[Task description] Look for the word "LIVE" in the records, and copy each line where it appears.

[Excerpted records]
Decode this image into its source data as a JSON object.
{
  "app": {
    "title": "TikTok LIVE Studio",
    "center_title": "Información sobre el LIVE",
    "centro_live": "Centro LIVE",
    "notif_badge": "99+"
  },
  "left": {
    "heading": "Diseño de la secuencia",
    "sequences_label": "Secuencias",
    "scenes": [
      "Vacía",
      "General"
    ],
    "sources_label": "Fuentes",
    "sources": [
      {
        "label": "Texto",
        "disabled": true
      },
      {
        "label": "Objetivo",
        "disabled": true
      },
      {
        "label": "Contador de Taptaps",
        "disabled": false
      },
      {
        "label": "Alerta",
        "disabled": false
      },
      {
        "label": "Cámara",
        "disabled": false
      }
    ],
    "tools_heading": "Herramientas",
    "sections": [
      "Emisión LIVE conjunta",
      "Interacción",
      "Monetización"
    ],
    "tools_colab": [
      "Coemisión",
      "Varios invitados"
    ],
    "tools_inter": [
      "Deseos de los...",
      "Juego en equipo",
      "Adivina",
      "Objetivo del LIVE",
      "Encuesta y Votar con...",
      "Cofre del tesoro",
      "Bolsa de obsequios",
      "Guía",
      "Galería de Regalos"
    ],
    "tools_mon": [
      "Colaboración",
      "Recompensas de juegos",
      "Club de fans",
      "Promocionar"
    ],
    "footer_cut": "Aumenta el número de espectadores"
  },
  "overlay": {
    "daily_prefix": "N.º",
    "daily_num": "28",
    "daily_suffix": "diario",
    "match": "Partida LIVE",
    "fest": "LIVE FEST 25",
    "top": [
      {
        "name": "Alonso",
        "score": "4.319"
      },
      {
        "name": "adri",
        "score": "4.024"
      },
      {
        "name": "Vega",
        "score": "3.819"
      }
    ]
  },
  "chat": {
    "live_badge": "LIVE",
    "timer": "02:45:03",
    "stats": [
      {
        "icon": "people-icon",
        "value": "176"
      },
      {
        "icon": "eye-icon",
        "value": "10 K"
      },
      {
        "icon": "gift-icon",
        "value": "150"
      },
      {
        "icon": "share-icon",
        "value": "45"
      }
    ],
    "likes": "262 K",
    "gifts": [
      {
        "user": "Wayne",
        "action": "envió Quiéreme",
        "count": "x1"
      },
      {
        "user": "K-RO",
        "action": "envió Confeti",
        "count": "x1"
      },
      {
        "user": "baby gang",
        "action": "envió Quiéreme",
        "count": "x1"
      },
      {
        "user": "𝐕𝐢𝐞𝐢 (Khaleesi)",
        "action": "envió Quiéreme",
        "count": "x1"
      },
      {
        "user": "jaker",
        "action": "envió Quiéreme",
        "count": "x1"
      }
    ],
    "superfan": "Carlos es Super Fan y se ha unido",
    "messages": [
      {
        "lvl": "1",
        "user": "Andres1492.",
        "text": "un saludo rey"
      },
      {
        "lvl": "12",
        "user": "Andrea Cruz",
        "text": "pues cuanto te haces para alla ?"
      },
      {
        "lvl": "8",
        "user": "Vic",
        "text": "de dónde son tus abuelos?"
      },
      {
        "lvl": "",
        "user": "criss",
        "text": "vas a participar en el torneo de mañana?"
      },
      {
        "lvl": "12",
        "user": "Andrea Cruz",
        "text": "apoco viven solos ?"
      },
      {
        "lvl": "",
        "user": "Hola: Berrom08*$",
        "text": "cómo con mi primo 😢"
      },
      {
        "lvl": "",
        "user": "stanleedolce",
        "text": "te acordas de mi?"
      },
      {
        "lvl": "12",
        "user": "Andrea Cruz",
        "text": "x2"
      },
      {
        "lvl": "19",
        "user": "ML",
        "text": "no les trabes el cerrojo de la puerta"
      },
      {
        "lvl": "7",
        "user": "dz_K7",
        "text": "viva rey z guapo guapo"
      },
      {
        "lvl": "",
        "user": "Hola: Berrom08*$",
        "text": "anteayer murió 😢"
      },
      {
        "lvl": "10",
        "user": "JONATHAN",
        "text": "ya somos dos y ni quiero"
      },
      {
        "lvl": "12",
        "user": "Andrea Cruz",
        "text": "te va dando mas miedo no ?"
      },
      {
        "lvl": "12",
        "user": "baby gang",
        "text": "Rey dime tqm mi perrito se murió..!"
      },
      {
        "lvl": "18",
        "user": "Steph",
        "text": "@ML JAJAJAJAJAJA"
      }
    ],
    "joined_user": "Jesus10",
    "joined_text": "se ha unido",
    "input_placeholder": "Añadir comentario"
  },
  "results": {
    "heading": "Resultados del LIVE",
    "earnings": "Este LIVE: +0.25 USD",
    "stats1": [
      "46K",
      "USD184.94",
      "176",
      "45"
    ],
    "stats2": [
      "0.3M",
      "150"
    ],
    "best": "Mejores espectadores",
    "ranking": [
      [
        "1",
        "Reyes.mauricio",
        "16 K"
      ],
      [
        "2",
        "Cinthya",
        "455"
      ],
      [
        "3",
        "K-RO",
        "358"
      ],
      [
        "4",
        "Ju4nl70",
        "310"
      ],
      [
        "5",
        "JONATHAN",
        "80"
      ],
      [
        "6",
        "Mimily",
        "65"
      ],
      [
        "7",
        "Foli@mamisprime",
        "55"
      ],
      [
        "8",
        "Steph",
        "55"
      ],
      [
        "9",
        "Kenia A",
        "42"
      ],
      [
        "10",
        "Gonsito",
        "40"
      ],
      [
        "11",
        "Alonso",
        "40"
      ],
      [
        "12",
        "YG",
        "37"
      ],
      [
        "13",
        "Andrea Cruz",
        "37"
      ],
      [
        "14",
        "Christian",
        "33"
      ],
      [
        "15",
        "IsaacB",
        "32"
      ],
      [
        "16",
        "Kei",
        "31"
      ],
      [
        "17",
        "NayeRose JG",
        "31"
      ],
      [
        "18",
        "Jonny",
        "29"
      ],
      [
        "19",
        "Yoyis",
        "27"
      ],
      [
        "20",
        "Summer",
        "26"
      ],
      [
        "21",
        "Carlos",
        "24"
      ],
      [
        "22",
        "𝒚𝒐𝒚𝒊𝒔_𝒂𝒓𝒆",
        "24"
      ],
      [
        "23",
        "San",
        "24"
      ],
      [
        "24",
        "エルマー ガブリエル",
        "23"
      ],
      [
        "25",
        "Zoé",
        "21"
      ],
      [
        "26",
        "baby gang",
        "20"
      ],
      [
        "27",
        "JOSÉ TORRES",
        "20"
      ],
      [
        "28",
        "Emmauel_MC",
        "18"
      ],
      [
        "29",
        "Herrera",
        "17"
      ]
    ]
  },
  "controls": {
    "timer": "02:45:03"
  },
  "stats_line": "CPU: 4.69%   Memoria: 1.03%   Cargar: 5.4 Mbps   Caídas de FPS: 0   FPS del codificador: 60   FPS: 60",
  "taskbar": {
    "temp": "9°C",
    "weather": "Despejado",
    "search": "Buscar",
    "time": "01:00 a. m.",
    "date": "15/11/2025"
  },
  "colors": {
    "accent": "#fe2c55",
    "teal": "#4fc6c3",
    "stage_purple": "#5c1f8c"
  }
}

[Task solution]
    "title": "TikTok LIVE Studio",
    "center_title": "Información sobre el LIVE",
    "centro_live": "Centro LIVE",
      "Emisión LIVE conjunta",
      "Objetivo del LIVE",
    "match": "Partida LIVE",
    "fest": "LIVE FEST 25",
    "live_badge": "LIVE",
    "heading": "Resultados del LIVE",
    "earnings": "Este LIVE: +0.25 USD",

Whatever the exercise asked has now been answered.